== Required work ==
Please count the lines in the data below that hold the word "post", and give only the number.

== Supplied data ==
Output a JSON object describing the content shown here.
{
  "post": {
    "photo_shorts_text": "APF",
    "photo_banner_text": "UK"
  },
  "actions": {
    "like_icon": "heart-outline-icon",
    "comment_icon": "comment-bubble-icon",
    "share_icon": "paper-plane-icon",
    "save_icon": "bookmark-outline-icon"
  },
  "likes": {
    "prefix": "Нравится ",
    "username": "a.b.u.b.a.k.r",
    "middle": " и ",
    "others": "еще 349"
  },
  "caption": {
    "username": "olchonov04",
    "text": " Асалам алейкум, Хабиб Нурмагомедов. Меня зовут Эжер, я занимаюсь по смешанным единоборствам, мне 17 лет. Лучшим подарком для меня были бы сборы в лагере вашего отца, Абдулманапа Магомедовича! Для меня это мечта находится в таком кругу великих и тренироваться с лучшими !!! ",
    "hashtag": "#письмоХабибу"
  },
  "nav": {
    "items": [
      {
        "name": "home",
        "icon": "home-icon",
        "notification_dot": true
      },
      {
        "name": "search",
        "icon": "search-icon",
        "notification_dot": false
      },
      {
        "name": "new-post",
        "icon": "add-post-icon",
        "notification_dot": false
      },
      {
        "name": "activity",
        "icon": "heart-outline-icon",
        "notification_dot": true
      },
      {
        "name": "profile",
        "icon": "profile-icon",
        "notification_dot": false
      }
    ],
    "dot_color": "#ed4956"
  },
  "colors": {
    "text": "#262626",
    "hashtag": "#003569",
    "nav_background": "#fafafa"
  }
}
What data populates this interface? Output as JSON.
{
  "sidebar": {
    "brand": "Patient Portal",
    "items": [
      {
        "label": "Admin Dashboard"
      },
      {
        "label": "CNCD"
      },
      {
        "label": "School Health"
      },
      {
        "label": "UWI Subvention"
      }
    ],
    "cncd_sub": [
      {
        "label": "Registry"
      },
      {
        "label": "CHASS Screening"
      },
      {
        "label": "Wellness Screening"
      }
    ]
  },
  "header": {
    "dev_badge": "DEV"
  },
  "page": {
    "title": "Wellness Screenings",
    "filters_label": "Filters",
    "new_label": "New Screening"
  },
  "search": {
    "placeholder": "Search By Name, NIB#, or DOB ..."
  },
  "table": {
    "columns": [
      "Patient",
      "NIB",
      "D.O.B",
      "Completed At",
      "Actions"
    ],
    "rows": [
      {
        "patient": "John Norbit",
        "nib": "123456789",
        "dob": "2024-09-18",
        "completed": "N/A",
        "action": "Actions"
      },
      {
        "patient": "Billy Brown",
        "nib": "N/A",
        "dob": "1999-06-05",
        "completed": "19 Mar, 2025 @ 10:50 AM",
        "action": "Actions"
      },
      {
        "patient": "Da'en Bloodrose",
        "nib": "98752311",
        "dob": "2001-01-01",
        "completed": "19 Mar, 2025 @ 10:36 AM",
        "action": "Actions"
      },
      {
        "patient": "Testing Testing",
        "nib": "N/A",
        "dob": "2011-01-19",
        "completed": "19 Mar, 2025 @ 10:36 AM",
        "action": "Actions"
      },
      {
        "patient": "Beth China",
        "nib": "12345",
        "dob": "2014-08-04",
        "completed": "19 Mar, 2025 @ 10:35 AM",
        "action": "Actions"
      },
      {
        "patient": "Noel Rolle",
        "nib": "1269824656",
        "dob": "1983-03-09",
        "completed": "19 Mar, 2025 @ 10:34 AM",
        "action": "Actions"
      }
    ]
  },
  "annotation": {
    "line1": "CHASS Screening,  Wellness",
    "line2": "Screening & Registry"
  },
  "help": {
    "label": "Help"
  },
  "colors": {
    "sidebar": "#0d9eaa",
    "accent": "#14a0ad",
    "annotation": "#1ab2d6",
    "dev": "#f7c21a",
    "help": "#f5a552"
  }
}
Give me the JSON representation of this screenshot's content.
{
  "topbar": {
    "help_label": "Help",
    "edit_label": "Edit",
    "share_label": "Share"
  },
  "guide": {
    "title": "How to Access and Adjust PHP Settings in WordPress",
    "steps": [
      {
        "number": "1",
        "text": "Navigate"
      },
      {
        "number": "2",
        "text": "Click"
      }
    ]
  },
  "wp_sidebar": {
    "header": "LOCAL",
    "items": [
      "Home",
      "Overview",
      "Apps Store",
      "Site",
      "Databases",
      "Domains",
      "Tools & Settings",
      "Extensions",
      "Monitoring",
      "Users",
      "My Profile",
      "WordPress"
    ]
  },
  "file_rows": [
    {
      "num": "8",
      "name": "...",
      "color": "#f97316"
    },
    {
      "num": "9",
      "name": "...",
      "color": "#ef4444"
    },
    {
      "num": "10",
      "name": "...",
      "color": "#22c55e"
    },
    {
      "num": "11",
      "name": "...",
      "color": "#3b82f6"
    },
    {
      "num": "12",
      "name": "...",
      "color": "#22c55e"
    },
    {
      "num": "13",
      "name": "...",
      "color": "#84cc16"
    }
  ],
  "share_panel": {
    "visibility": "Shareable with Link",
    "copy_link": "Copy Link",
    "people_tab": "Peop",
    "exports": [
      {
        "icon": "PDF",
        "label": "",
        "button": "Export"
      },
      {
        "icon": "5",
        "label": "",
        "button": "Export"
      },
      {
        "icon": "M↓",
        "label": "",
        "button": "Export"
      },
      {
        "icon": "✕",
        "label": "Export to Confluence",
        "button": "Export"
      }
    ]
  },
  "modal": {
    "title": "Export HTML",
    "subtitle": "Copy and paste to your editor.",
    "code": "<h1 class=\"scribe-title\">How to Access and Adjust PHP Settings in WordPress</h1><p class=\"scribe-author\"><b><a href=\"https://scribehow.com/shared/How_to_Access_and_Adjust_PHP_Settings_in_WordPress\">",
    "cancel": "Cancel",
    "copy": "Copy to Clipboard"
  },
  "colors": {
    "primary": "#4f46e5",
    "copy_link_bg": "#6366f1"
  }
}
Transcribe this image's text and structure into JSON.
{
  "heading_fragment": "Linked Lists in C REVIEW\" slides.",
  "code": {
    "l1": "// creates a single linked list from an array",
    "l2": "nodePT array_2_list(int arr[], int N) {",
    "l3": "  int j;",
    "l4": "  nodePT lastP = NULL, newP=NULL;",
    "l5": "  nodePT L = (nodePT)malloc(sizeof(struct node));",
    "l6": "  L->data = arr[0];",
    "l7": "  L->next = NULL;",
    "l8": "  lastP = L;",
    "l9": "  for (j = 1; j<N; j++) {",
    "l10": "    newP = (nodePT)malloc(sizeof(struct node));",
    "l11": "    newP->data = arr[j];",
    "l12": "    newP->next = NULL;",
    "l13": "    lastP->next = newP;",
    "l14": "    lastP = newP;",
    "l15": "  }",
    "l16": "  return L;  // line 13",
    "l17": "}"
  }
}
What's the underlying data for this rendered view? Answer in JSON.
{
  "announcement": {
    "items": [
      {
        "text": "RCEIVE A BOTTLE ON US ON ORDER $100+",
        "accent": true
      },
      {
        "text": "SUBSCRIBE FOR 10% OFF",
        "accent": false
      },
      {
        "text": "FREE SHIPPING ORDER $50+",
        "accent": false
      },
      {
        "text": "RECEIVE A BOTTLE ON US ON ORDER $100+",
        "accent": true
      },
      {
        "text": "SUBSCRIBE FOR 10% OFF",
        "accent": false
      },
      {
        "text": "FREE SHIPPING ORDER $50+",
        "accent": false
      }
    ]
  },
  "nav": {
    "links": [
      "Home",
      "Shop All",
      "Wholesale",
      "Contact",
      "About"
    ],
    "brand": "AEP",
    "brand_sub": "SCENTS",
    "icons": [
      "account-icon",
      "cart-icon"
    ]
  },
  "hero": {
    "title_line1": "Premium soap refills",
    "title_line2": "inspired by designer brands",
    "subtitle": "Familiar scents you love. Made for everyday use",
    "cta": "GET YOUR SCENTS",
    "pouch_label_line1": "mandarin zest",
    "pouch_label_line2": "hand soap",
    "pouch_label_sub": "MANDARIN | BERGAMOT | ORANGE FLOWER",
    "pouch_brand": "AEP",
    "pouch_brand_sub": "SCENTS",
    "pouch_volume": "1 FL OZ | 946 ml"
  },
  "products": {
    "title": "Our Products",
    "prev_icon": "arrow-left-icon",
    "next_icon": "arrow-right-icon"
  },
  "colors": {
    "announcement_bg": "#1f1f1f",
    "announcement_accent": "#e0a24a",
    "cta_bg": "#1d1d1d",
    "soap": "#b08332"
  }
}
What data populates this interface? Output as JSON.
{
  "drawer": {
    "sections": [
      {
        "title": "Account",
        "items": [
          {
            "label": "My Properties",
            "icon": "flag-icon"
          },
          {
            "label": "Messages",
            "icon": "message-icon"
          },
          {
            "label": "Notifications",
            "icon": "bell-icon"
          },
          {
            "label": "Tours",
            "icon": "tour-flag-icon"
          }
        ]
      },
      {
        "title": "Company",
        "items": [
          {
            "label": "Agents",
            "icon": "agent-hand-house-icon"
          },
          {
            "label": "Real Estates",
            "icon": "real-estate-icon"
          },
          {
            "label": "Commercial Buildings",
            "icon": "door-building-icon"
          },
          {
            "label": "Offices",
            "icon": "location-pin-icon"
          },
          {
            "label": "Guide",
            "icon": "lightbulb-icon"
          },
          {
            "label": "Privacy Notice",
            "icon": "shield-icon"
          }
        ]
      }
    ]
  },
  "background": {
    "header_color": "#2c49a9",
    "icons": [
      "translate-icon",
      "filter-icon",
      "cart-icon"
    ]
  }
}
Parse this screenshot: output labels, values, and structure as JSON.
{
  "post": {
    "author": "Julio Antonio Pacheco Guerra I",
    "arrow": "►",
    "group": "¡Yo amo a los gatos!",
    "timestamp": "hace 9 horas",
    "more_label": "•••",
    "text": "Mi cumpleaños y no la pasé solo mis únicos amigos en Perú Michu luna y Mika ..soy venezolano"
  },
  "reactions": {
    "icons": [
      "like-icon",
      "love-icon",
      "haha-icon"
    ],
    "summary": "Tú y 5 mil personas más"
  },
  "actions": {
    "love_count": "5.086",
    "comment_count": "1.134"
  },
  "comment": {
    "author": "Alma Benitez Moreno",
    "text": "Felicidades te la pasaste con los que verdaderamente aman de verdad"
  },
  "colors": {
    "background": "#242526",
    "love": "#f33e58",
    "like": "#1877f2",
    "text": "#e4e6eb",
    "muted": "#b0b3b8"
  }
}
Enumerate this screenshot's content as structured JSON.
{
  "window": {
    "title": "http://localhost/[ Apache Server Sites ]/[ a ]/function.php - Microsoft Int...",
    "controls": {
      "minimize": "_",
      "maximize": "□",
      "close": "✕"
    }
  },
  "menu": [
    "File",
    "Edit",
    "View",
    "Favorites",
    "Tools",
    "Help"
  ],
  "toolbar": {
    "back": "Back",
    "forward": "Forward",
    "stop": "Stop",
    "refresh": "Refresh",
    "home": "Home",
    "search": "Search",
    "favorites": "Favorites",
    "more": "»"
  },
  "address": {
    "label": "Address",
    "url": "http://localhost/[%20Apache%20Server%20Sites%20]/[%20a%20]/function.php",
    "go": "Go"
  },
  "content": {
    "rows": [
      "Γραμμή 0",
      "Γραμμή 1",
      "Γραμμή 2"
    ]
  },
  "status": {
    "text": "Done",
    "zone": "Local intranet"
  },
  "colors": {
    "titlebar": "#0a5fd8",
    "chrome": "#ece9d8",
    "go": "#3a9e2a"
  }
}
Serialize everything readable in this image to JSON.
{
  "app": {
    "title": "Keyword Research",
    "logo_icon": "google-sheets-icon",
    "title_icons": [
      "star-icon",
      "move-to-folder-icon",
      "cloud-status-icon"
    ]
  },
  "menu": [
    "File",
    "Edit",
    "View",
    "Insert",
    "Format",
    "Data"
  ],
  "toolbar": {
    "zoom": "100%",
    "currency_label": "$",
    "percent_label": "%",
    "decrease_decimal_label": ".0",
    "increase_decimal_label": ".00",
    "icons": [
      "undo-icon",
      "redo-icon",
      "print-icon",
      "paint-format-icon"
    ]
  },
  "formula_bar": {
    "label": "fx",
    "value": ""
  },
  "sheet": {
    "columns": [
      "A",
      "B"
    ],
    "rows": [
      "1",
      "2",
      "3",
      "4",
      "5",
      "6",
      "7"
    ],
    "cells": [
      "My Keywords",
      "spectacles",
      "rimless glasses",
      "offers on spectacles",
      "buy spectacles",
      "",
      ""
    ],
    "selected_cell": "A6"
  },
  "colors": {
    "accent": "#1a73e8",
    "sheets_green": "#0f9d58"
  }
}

== Written solution ==
4